-------- Data in this exercise

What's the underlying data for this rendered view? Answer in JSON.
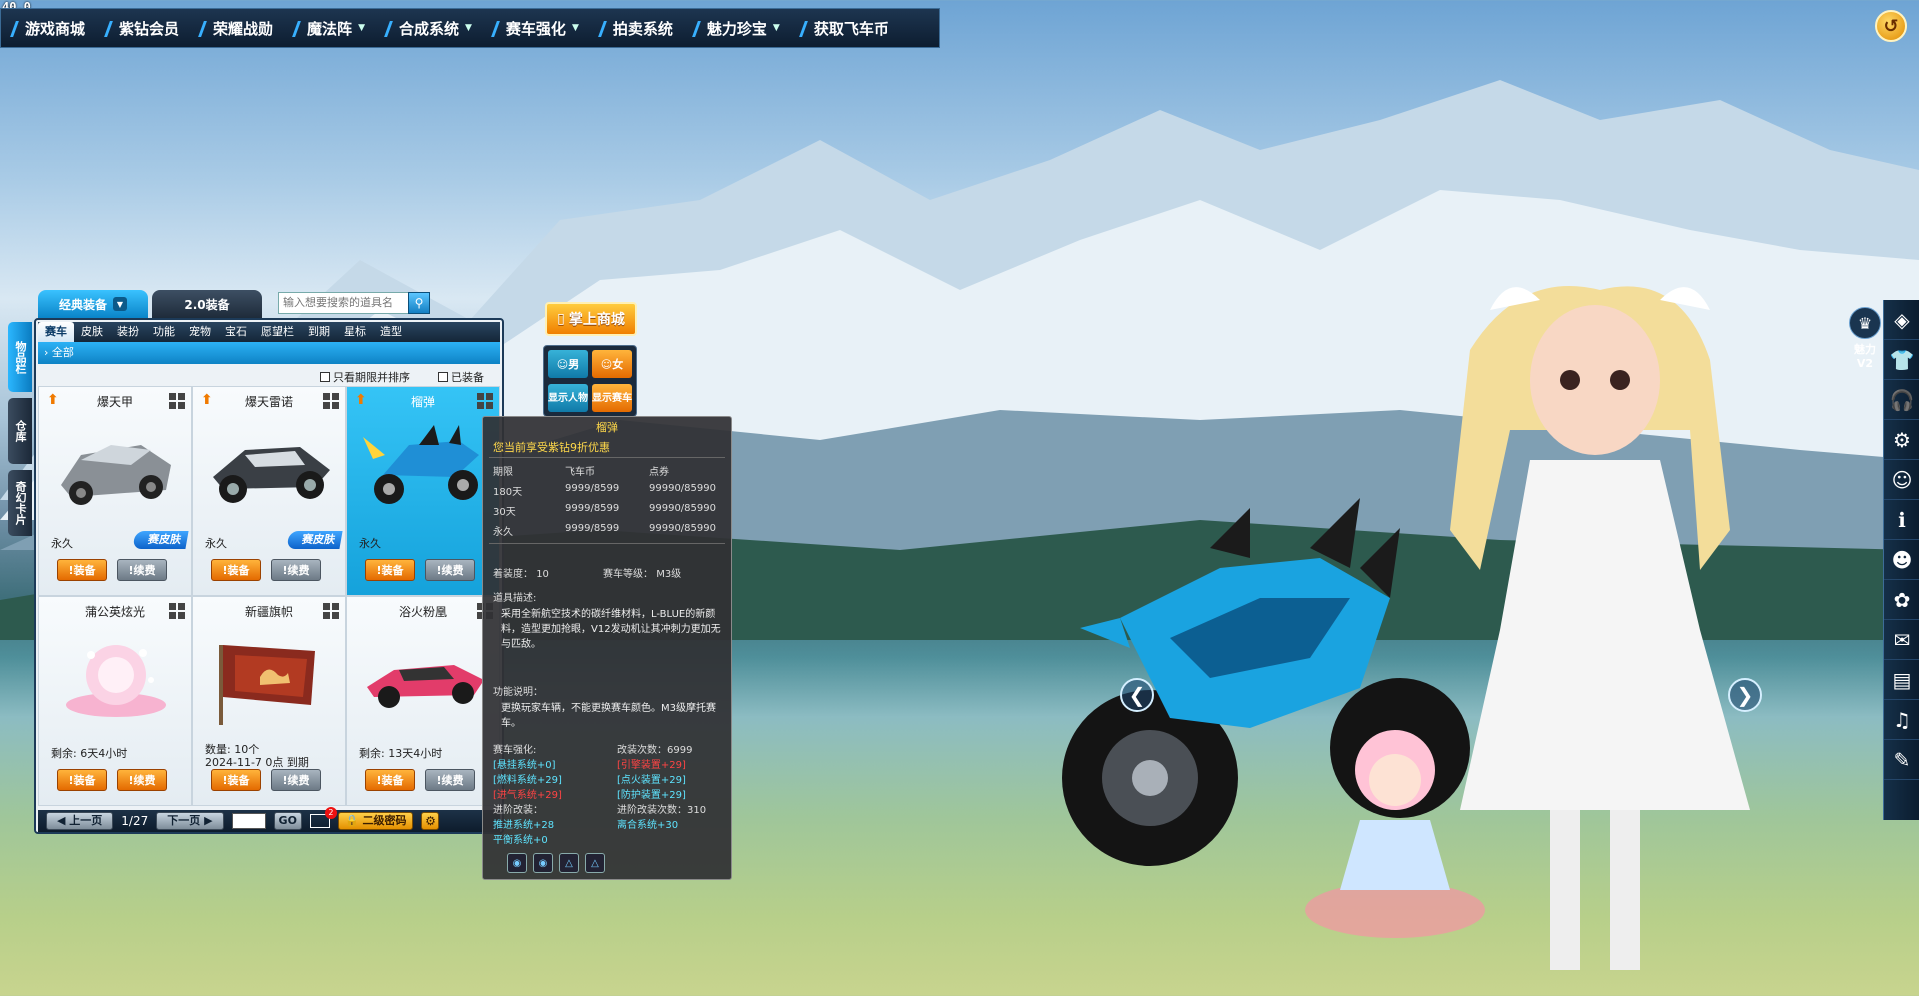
{
  "fps": "40.0",
  "topbar": {
    "items": [
      {
        "label": "游戏商城",
        "caret": false
      },
      {
        "label": "紫钻会员",
        "caret": false
      },
      {
        "label": "荣耀战勋",
        "caret": false
      },
      {
        "label": "魔法阵",
        "caret": true
      },
      {
        "label": "合成系统",
        "caret": true
      },
      {
        "label": "赛车强化",
        "caret": true
      },
      {
        "label": "拍卖系统",
        "caret": false
      },
      {
        "label": "魅力珍宝",
        "caret": true
      },
      {
        "label": "获取飞车币",
        "caret": false
      }
    ]
  },
  "charm": {
    "label": "魅力",
    "level": "V2"
  },
  "panel": {
    "top_tabs": [
      "经典装备",
      "2.0装备"
    ],
    "search_placeholder": "输入想要搜索的道具名",
    "side_tabs": [
      "物品栏",
      "仓库",
      "奇幻卡片"
    ],
    "cat_tabs": [
      "赛车",
      "皮肤",
      "装扮",
      "功能",
      "宠物",
      "宝石",
      "愿望栏",
      "到期",
      "星标",
      "造型"
    ],
    "sub_label": "全部",
    "filter_expiring": "只看期限并排序",
    "filter_equipped": "已装备",
    "items": [
      {
        "name": "爆天甲",
        "dur": "永久",
        "skin": "赛皮肤",
        "equip": "装备",
        "renew": "续费"
      },
      {
        "name": "爆天雷诺",
        "dur": "永久",
        "skin": "赛皮肤",
        "equip": "装备",
        "renew": "续费"
      },
      {
        "name": "榴弹",
        "dur": "永久",
        "skin": "",
        "equip": "装备",
        "renew": "续费"
      },
      {
        "name": "蒲公英炫光",
        "dur": "剩余: 6天4小时",
        "skin": "",
        "equip": "装备",
        "renew": "续费"
      },
      {
        "name": "新疆旗帜",
        "dur": "数量: 10个",
        "dur_line2": "2024-11-7 0点 到期",
        "skin": "",
        "equip": "装备",
        "renew": "续费"
      },
      {
        "name": "浴火粉凰",
        "dur": "剩余: 13天4小时",
        "skin": "",
        "equip": "装备",
        "renew": "续费"
      }
    ],
    "pager": {
      "prev": "上一页",
      "page": "1/27",
      "next": "下一页",
      "go": "GO",
      "mail_count": "2",
      "password": "二级密码"
    }
  },
  "mall": {
    "label": "掌上商城"
  },
  "gender": {
    "male": "男",
    "female": "女",
    "show_person": "显示人物",
    "show_car": "显示赛车"
  },
  "tooltip": {
    "title": "榴弹",
    "promo": "您当前享受紫钻9折优惠",
    "headers": [
      "期限",
      "飞车币",
      "点券"
    ],
    "rows": [
      [
        "180天",
        "9999/8599",
        "99990/85990"
      ],
      [
        "30天",
        "9999/8599",
        "99990/85990"
      ],
      [
        "永久",
        "9999/8599",
        "99990/85990"
      ]
    ],
    "wear_label": "着装度：",
    "wear_value": "10",
    "car_level_label": "赛车等级：",
    "car_level_value": "M3级",
    "desc_label": "道具描述:",
    "desc": "采用全新航空技术的碳纤维材料，L-BLUE的新颜料，造型更加抢眼，V12发动机让其冲刺力更加无与匹敌。",
    "func_label": "功能说明：",
    "func": "更换玩家车辆，不能更换赛车颜色。M3级摩托赛车。",
    "strength_label": "赛车强化:",
    "mod_count": "改装次数：6999",
    "left_stats": [
      "[悬挂系统+0]",
      "[燃料系统+29]",
      "[进气系统+29]"
    ],
    "right_stats": [
      "[引擎装置+29]",
      "[点火装置+29]",
      "[防护装置+29]"
    ],
    "adv_label": "进阶改装：",
    "adv_count": "进阶改装次数：310",
    "adv_left": [
      "推进系统+28",
      "平衡系统+0"
    ],
    "adv_right": [
      "离合系统+30"
    ]
  },
  "colors": {
    "accent": "#1aa3e0",
    "orange": "#f07f00",
    "panel_bg": "#edf2f6",
    "tooltip_bg": "#303034"
  }
}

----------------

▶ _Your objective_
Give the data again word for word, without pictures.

▶ _Answer section_
What's the underlying data for this rendered view? Answer in JSON.
{
  "fps": "40.0",
  "topbar": {
    "items": [
      {
        "label": "游戏商城",
        "caret": false
      },
      {
        "label": "紫钻会员",
        "caret": false
      },
      {
        "label": "荣耀战勋",
        "caret": false
      },
      {
        "label": "魔法阵",
        "caret": true
      },
      {
        "label": "合成系统",
        "caret": true
      },
      {
        "label": "赛车强化",
        "caret": true
      },
      {
        "label": "拍卖系统",
        "caret": false
      },
      {
        "label": "魅力珍宝",
        "caret": true
      },
      {
        "label": "获取飞车币",
        "caret": false
      }
    ]
  },
  "charm": {
    "label": "魅力",
    "level": "V2"
  },
  "panel": {
    "top_tabs": [
      "经典装备",
      "2.0装备"
    ],
    "search_placeholder": "输入想要搜索的道具名",
    "side_tabs": [
      "物品栏",
      "仓库",
      "奇幻卡片"
    ],
    "cat_tabs": [
      "赛车",
      "皮肤",
      "装扮",
      "功能",
      "宠物",
      "宝石",
      "愿望栏",
      "到期",
      "星标",
      "造型"
    ],
    "sub_label": "全部",
    "filter_expiring": "只看期限并排序",
    "filter_equipped": "已装备",
    "items": [
      {
        "name": "爆天甲",
        "dur": "永久",
        "skin": "赛皮肤",
        "equip": "装备",
        "renew": "续费"
      },
      {
        "name": "爆天雷诺",
        "dur": "永久",
        "skin": "赛皮肤",
        "equip": "装备",
        "renew": "续费"
      },
      {
        "name": "榴弹",
        "dur": "永久",
        "skin": "",
        "equip": "装备",
        "renew": "续费"
      },
      {
        "name": "蒲公英炫光",
        "dur": "剩余: 6天4小时",
        "skin": "",
        "equip": "装备",
        "renew": "续费"
      },
      {
        "name": "新疆旗帜",
        "dur": "数量: 10个",
        "dur_line2": "2024-11-7 0点 到期",
        "skin": "",
        "equip": "装备",
        "renew": "续费"
      },
      {
        "name": "浴火粉凰",
        "dur": "剩余: 13天4小时",
        "skin": "",
        "equip": "装备",
        "renew": "续费"
      }
    ],
    "pager": {
      "prev": "上一页",
      "page": "1/27",
      "next": "下一页",
      "go": "GO",
      "mail_count": "2",
      "password": "二级密码"
    }
  },
  "mall": {
    "label": "掌上商城"
  },
  "gender": {
    "male": "男",
    "female": "女",
    "show_person": "显示人物",
    "show_car": "显示赛车"
  },
  "tooltip": {
    "title": "榴弹",
    "promo": "您当前享受紫钻9折优惠",
    "headers": [
      "期限",
      "飞车币",
      "点券"
    ],
    "rows": [
      [
        "180天",
        "9999/8599",
        "99990/85990"
      ],
      [
        "30天",
        "9999/8599",
        "99990/85990"
      ],
      [
        "永久",
        "9999/8599",
        "99990/85990"
      ]
    ],
    "wear_label": "着装度：",
    "wear_value": "10",
    "car_level_label": "赛车等级：",
    "car_level_value": "M3级",
    "desc_label": "道具描述:",
    "desc": "采用全新航空技术的碳纤维材料，L-BLUE的新颜料，造型更加抢眼，V12发动机让其冲刺力更加无与匹敌。",
    "func_label": "功能说明：",
    "func": "更换玩家车辆，不能更换赛车颜色。M3级摩托赛车。",
    "strength_label": "赛车强化:",
    "mod_count": "改装次数：6999",
    "left_stats": [
      "[悬挂系统+0]",
      "[燃料系统+29]",
      "[进气系统+29]"
    ],
    "right_stats": [
      "[引擎装置+29]",
      "[点火装置+29]",
      "[防护装置+29]"
    ],
    "adv_label": "进阶改装：",
    "adv_count": "进阶改装次数：310",
    "adv_left": [
      "推进系统+28",
      "平衡系统+0"
    ],
    "adv_right": [
      "离合系统+30"
    ]
  },
  "colors": {
    "accent": "#1aa3e0",
    "orange": "#f07f00",
    "panel_bg": "#edf2f6",
    "tooltip_bg": "#303034"
  }
}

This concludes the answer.